The people we know as masters don’t devote themselves to their particular skill just to get better at it. The truth is, they love to practice—and because of this they do get better. And then to complete the circle, the better they get the more they enjoy performing the basic moves over and over again.

—George Leonard, Mastery

The pattern I will be talking about in this blog post from the Apprenticeship Patterns book is the “Practice, practice, practice” pattern. What we can understand from the title of this pattern, is that practice is the solution to learning things in general and is the only way that can make things easier.

As George Leonard has described in this pattern, based on context to develop concrete skills in new areas, we will try our best to get better at the things we do. I totally agree with this context of trying to develop our skills. We always need to practice new things and not only the thing we have known better. It won’t help us for sure.

There is an expression in English that says: practice makes perfect. This expression is used for encouraging someone to continue to do something many times, in a way that the person will learn to do it really well. Specifically, this phrase means that if we practice something enough, eventually we will be able to do it perfectly. But George doesn’t agree at this point. He thinks that in fact, practice makes permanent. The only reason he says that, is because we need to choose the right thing to practice every day. And this thing, according to him, is the most important skill than repeating practice. I totally agree with him at this point. When it comes to practice, we have to know what we are doing and learn it in a perfect way. And then we need to try a new exercise to solve and then practice it.

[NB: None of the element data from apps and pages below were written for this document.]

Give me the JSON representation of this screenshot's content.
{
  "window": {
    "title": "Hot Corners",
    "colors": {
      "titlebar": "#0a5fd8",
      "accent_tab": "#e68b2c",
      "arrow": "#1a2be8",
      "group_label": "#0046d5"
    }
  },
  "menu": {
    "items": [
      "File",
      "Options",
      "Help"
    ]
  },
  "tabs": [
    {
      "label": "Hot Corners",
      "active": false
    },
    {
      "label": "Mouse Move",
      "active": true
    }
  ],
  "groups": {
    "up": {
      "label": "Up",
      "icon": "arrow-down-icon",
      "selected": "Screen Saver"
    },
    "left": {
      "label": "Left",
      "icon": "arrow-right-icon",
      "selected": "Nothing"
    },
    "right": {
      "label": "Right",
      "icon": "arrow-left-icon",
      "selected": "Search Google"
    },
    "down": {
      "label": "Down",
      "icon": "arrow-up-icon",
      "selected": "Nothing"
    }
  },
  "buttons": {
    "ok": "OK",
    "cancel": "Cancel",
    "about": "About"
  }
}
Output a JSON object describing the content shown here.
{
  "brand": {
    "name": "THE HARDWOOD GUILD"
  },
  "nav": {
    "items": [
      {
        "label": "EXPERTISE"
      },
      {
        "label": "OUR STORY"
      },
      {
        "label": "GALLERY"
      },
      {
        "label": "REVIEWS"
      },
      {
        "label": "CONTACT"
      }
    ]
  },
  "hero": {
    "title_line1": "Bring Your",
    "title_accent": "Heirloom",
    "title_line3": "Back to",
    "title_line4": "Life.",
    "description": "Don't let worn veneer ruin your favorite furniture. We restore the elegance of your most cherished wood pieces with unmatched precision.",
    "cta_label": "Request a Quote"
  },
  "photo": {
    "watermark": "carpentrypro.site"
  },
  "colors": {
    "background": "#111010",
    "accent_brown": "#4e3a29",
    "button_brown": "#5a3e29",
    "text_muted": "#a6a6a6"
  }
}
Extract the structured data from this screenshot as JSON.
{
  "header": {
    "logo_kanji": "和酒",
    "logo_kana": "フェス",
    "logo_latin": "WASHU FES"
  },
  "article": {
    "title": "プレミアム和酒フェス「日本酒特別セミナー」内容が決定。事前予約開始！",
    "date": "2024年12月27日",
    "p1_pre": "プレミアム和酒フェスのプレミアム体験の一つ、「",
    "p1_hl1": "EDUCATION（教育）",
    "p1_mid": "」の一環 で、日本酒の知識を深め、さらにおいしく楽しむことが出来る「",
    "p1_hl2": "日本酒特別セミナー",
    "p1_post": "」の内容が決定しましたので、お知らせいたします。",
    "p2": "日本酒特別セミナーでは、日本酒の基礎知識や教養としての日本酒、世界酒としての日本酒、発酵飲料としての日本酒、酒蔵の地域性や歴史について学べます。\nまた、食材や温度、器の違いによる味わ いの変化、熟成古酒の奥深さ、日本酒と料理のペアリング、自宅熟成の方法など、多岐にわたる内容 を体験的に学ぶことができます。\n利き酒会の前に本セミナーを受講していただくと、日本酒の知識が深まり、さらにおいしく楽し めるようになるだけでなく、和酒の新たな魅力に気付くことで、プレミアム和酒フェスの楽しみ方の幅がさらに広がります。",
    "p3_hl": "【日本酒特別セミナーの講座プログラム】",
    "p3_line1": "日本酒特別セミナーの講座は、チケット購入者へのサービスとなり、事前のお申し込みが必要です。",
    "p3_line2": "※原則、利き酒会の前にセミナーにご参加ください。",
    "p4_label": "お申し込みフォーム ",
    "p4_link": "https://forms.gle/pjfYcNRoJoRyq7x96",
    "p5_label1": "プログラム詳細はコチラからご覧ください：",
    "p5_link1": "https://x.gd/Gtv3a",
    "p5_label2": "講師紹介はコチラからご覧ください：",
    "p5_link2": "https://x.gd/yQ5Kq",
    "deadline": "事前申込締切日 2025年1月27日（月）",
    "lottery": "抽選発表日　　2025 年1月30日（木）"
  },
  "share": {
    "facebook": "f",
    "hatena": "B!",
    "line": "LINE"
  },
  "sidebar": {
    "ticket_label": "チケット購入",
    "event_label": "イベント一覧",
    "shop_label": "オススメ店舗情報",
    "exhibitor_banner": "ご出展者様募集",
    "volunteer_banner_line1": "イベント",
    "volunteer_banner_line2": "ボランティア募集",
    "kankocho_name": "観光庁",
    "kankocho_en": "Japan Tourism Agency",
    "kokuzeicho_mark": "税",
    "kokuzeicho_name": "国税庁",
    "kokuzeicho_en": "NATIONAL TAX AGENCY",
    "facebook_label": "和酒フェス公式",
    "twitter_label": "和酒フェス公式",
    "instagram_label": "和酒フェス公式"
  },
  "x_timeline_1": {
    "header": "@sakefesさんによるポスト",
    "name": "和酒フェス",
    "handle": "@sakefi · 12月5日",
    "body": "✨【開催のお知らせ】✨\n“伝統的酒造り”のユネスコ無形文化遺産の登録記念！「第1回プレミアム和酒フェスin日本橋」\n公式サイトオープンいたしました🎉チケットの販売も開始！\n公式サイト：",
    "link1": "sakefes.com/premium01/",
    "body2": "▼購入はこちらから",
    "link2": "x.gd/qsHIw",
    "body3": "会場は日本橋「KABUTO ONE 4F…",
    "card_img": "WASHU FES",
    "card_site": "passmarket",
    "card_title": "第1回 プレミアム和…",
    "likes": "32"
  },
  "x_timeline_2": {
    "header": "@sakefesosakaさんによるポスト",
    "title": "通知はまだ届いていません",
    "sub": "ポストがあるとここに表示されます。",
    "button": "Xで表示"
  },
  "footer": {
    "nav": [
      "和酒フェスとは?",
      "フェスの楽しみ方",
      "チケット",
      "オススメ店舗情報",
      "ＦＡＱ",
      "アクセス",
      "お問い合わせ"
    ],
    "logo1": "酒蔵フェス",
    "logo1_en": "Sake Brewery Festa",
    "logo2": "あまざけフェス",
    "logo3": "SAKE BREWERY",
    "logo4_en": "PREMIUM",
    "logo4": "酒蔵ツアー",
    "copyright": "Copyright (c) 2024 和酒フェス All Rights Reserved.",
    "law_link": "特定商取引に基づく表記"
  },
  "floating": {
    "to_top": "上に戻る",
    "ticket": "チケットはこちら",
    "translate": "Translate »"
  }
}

That said, when I first started to work on programming I needed some time to fit in and learn new things. It was some hard and at the same time, it was slow and something that looked so difficult to be comfortable with.  But the good thing was that my school was a post-secondary and was based on practice. I did two years in a rowing practice and then we had a theory part. This was really helpful for us as new programmers. By practice, we learned a lot. And here I am after some years, practicing again for new programs and learning every day a new thing that can be useful in the future.